Give the data again exactly as written, skipping any pictures.

------------------------------------------------

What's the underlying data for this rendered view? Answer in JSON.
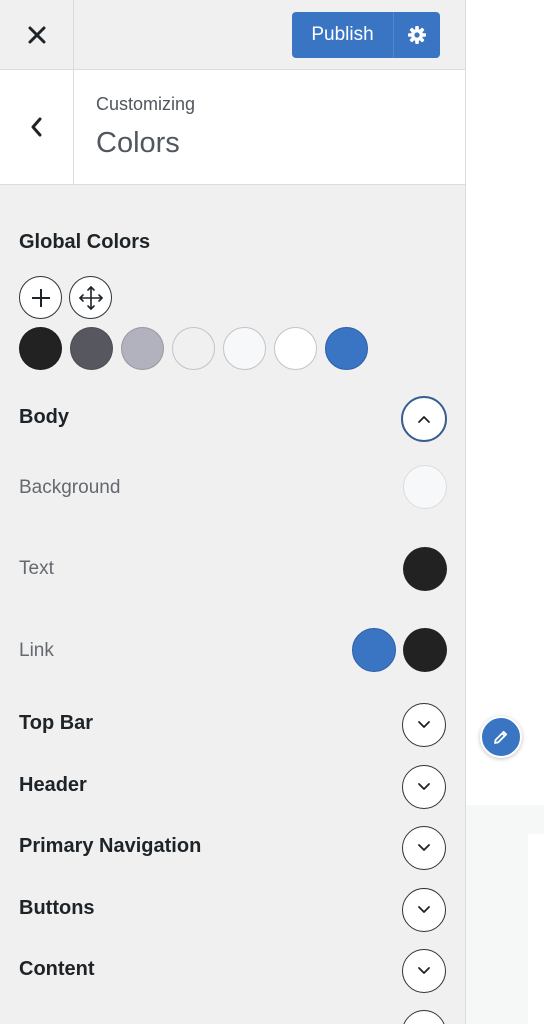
{
  "header": {
    "publish_label": "Publish"
  },
  "section": {
    "subtitle": "Customizing",
    "title": "Colors"
  },
  "global_colors": {
    "title": "Global Colors",
    "swatches": [
      "#222222",
      "#575760",
      "#b2b2be",
      "#f0f0f0",
      "#f7f8f9",
      "#ffffff",
      "#3a75c4"
    ]
  },
  "body_group": {
    "label": "Body",
    "background_label": "Background",
    "background_color": "#f7f8f9",
    "text_label": "Text",
    "text_color": "#222222",
    "link_label": "Link",
    "link_color": "#3a75c4",
    "link_hover_color": "#222222"
  },
  "groups": [
    {
      "label": "Top Bar"
    },
    {
      "label": "Header"
    },
    {
      "label": "Primary Navigation"
    },
    {
      "label": "Buttons"
    },
    {
      "label": "Content"
    }
  ],
  "colors": {
    "accent": "#3a75c4",
    "sidebar_bg": "#f0f0f1"
  }
}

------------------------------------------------

— SOLUTION FOR THIS PROBLEM —
What's the underlying data for this rendered view? Answer in JSON.
{
  "header": {
    "publish_label": "Publish"
  },
  "section": {
    "subtitle": "Customizing",
    "title": "Colors"
  },
  "global_colors": {
    "title": "Global Colors",
    "swatches": [
      "#222222",
      "#575760",
      "#b2b2be",
      "#f0f0f0",
      "#f7f8f9",
      "#ffffff",
      "#3a75c4"
    ]
  },
  "body_group": {
    "label": "Body",
    "background_label": "Background",
    "background_color": "#f7f8f9",
    "text_label": "Text",
    "text_color": "#222222",
    "link_label": "Link",
    "link_color": "#3a75c4",
    "link_hover_color": "#222222"
  },
  "groups": [
    {
      "label": "Top Bar"
    },
    {
      "label": "Header"
    },
    {
      "label": "Primary Navigation"
    },
    {
      "label": "Buttons"
    },
    {
      "label": "Content"
    }
  ],
  "colors": {
    "accent": "#3a75c4",
    "sidebar_bg": "#f0f0f1"
  }
}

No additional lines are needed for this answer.